Mix the blackberries with the sugar and let sit for 30 minutes.
Meanwhile, oil the ramekins with the grapeseed, or any neutral-tasting oil. You can skip this if you are planning to serve the panna cotta as a parfait, and not pop it out of the container.
Heat the blackberries-sugar mixture with the cream and bring it to a steam, about 170°F. Don't let it simmer. Turn off the heat and let this steep 30 minutes.
When the 30 minutes is about done, mix the gelatin with the cold water in a container you can pour from, like a quart measuring cup or a bowl with a pouring spout.
Heat the cream mixture again, just back to the steaming point. Don't simmer it.
Set up a fine-meshed strainer over the container that has the gelatin in it. Pour the hot cream through the strainer into the container so you leave the blackberries behind.
Now, pick up the strainer and shake it gently over the cream to release some extra blackberry goodness. This is important, as this last bit of juice and cream in the blackberries is concentrated and can give you a lot more flavor and color in your panna cotta.
Stir the panna cotta mixture a few times to incorporate the gelatin, then pour it into your ramekins.

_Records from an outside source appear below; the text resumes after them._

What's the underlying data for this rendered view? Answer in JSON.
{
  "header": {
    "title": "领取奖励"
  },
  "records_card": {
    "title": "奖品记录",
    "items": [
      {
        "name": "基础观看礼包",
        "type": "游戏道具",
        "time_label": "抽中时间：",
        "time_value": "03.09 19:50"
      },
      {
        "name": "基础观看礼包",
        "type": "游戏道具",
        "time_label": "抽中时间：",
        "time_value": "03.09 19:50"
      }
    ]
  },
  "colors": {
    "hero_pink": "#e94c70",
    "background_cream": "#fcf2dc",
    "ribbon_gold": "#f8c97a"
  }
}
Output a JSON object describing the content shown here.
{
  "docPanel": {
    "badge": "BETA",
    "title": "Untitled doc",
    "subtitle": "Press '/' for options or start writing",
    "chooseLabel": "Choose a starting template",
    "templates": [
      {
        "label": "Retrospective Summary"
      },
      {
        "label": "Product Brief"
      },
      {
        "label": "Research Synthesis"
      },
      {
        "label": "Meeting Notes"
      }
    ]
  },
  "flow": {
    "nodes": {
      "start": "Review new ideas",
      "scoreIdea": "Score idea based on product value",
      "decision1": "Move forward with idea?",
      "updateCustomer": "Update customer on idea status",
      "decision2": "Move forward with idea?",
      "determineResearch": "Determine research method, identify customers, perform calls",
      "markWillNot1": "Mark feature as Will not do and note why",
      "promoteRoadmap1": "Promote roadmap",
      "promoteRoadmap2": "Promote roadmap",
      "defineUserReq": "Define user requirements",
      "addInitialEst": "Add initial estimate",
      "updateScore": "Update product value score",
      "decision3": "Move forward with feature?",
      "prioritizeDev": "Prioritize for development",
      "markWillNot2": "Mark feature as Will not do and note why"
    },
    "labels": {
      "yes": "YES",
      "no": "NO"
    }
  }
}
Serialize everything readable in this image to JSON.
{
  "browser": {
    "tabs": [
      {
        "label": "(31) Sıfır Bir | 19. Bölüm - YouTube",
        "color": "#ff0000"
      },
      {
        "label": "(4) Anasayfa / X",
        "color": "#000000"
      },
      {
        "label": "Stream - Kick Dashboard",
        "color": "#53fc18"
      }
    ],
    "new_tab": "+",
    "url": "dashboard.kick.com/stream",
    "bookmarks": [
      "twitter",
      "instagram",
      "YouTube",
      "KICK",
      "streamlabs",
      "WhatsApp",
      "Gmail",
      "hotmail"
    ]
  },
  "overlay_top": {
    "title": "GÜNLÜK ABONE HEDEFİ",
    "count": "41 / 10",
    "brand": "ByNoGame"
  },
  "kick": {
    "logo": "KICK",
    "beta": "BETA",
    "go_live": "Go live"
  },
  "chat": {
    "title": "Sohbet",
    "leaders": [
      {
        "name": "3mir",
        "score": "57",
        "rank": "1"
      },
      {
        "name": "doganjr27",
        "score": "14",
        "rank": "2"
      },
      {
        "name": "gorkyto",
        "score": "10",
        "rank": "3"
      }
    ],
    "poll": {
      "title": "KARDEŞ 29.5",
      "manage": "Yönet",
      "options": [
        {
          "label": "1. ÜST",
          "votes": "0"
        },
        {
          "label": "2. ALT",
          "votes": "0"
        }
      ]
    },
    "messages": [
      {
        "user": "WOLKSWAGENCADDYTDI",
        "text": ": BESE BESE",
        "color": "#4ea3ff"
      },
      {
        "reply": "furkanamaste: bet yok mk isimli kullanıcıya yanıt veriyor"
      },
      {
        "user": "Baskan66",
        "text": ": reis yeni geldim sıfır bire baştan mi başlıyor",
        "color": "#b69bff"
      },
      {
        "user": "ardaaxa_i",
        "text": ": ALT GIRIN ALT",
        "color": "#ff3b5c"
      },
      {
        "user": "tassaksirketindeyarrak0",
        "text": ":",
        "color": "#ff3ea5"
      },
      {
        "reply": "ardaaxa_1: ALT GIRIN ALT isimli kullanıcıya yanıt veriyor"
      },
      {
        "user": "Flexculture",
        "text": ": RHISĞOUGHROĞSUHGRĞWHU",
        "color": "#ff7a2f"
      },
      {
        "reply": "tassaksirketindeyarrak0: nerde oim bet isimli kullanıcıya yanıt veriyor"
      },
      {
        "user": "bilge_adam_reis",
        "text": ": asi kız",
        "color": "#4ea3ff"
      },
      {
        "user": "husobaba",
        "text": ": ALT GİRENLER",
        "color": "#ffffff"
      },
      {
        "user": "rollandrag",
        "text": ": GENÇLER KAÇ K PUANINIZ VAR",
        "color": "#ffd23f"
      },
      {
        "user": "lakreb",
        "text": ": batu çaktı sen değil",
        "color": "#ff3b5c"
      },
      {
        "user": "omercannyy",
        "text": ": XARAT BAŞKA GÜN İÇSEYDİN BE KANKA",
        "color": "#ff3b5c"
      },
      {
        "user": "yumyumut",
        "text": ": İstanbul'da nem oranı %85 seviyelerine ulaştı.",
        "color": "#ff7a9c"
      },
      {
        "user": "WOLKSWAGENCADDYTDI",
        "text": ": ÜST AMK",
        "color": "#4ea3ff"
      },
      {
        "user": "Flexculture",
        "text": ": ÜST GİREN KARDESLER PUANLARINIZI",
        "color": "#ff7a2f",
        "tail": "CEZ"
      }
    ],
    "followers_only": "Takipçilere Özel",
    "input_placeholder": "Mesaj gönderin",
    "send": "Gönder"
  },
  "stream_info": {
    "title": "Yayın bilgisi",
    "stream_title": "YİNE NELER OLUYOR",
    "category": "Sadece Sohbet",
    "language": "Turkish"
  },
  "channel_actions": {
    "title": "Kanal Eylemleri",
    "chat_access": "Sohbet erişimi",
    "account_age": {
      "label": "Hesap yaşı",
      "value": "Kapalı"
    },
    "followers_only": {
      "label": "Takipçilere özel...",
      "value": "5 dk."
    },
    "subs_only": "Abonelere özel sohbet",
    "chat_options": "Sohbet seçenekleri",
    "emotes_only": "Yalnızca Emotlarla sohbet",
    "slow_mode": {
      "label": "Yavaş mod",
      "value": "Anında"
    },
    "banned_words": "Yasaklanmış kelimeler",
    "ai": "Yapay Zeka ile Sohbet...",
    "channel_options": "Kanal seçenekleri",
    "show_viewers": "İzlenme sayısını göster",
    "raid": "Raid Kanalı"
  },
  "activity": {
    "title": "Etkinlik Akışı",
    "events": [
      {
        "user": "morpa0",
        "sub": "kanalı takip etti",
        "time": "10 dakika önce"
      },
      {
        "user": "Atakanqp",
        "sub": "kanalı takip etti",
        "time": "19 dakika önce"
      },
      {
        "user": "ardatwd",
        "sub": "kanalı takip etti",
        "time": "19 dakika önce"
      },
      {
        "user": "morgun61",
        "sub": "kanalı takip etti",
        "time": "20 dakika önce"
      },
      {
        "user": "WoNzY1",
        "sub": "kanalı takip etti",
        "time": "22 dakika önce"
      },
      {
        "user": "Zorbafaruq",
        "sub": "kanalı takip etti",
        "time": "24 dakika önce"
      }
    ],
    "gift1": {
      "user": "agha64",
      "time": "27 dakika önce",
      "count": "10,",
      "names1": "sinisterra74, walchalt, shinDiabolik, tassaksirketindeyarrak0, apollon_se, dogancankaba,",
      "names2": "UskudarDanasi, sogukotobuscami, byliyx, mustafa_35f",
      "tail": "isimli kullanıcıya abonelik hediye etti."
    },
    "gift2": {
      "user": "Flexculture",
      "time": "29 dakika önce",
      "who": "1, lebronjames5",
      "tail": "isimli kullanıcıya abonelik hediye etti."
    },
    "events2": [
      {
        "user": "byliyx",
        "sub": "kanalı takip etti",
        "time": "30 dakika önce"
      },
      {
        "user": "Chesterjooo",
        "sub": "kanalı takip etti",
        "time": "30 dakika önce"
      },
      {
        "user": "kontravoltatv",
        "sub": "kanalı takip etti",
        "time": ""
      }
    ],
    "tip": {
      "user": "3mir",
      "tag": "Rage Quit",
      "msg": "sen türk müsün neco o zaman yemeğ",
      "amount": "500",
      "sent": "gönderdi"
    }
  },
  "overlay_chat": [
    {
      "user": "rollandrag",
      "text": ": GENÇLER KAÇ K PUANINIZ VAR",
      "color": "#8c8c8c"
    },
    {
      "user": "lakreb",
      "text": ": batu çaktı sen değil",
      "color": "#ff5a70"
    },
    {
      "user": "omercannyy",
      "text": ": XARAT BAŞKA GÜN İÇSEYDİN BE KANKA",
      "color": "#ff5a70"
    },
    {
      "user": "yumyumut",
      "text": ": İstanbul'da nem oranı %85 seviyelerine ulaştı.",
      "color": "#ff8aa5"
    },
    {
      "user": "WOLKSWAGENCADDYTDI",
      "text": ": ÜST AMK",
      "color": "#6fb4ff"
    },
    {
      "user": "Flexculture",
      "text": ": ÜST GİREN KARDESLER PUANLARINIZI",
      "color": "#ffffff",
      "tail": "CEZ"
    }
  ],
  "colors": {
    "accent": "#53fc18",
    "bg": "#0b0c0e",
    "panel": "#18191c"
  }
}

Put in the fridge for a few hours to set. Panna cotta can be made up to a day ahead, just cover the ramekins once they've set.